TASK GOAL: Say how many lines in the material below hold the word "contrast", and say nothing else.

EXTRACTED ENTRIES:

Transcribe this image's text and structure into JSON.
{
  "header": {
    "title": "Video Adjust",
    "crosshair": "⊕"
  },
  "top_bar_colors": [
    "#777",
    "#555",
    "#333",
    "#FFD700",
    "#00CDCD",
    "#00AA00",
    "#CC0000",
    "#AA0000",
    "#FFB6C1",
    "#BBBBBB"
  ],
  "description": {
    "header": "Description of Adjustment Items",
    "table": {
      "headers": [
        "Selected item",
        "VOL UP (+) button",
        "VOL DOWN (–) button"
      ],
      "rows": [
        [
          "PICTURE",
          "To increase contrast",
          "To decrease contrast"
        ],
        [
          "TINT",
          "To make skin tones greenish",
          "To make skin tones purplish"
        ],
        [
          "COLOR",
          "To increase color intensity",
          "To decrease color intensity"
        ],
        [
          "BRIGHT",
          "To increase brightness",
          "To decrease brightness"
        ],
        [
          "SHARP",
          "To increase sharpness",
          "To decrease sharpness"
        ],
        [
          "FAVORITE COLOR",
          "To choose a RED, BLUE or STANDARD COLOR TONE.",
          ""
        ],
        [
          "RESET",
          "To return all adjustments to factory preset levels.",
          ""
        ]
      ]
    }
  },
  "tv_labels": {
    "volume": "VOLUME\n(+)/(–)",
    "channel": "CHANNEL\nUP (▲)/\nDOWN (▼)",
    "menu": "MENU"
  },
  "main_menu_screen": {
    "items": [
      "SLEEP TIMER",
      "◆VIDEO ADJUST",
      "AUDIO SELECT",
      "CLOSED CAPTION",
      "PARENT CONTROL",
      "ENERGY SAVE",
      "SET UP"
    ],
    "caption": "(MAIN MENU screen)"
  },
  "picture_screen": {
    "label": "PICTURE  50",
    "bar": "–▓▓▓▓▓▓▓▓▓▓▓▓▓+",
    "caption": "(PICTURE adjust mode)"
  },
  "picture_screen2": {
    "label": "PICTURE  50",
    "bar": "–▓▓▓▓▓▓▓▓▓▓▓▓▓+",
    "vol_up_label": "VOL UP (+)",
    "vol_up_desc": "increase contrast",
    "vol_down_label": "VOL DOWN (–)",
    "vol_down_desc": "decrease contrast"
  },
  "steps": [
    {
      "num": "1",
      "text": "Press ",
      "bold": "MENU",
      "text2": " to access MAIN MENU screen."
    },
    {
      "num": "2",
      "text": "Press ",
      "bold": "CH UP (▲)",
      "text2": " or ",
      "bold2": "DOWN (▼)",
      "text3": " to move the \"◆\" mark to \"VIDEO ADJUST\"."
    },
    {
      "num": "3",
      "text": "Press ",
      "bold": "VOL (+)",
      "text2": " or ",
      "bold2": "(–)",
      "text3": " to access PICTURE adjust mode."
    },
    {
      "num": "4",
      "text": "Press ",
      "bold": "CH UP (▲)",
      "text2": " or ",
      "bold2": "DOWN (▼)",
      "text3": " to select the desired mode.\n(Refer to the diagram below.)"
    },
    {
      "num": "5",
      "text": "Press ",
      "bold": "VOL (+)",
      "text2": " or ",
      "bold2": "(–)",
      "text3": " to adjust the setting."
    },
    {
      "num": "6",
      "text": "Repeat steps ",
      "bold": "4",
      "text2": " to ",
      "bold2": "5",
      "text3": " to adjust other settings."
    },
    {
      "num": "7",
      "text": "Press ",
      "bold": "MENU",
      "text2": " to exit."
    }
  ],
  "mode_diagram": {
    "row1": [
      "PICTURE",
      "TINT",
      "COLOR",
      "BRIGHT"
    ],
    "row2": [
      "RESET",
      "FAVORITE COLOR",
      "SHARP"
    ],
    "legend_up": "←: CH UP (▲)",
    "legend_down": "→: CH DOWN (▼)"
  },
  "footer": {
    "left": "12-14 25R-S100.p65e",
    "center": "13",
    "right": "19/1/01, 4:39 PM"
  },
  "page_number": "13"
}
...
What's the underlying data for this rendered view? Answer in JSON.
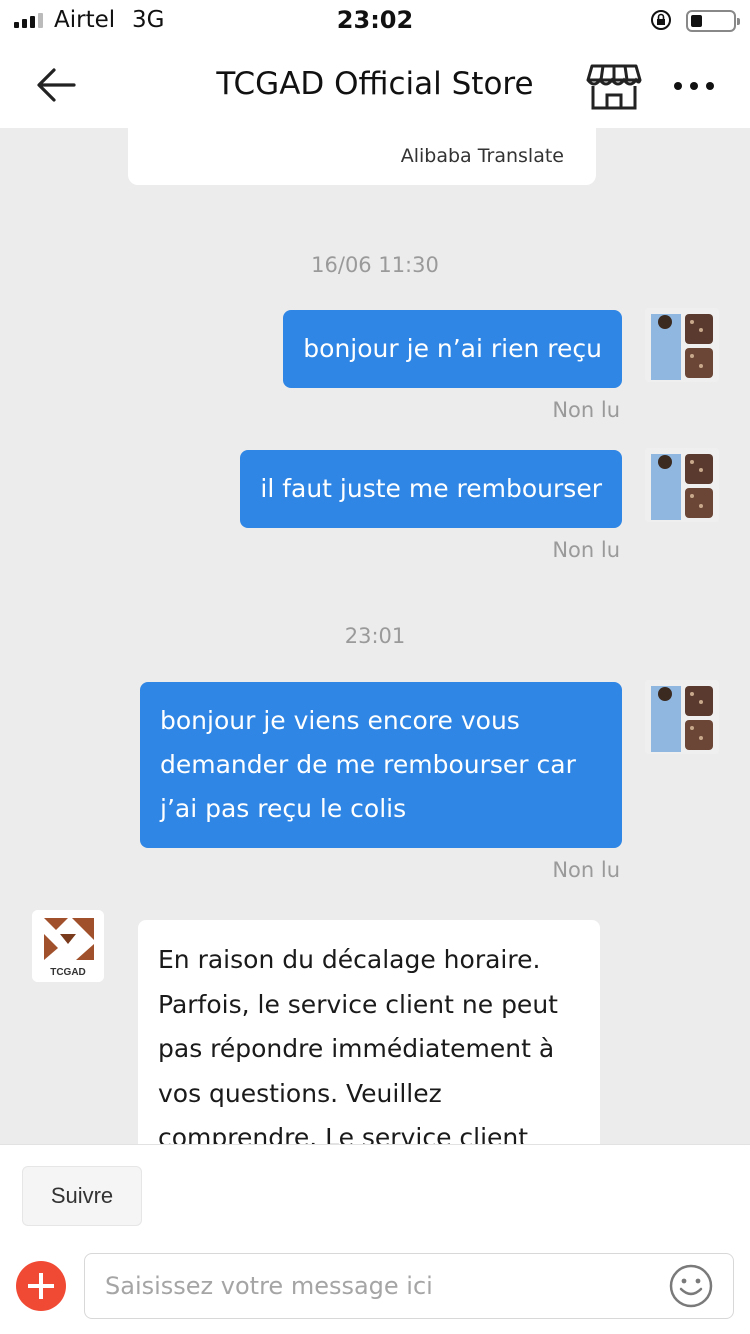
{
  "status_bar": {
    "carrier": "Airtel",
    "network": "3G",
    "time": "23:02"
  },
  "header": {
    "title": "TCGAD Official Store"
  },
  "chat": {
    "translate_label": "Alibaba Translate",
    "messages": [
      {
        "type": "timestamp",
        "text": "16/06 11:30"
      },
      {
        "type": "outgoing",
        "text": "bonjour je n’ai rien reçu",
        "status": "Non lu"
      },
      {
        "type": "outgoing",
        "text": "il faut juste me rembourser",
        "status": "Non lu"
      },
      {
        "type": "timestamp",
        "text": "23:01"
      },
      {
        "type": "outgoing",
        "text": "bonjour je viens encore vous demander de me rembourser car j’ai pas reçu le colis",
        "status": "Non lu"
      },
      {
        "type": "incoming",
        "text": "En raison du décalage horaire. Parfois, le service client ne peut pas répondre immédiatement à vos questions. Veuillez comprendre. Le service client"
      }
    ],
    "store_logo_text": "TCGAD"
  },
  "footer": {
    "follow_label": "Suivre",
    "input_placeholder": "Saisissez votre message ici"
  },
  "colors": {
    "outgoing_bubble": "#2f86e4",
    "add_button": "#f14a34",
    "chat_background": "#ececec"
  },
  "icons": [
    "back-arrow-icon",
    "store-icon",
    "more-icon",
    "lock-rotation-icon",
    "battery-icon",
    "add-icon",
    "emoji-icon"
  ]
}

FINISHED EXERCISE: 4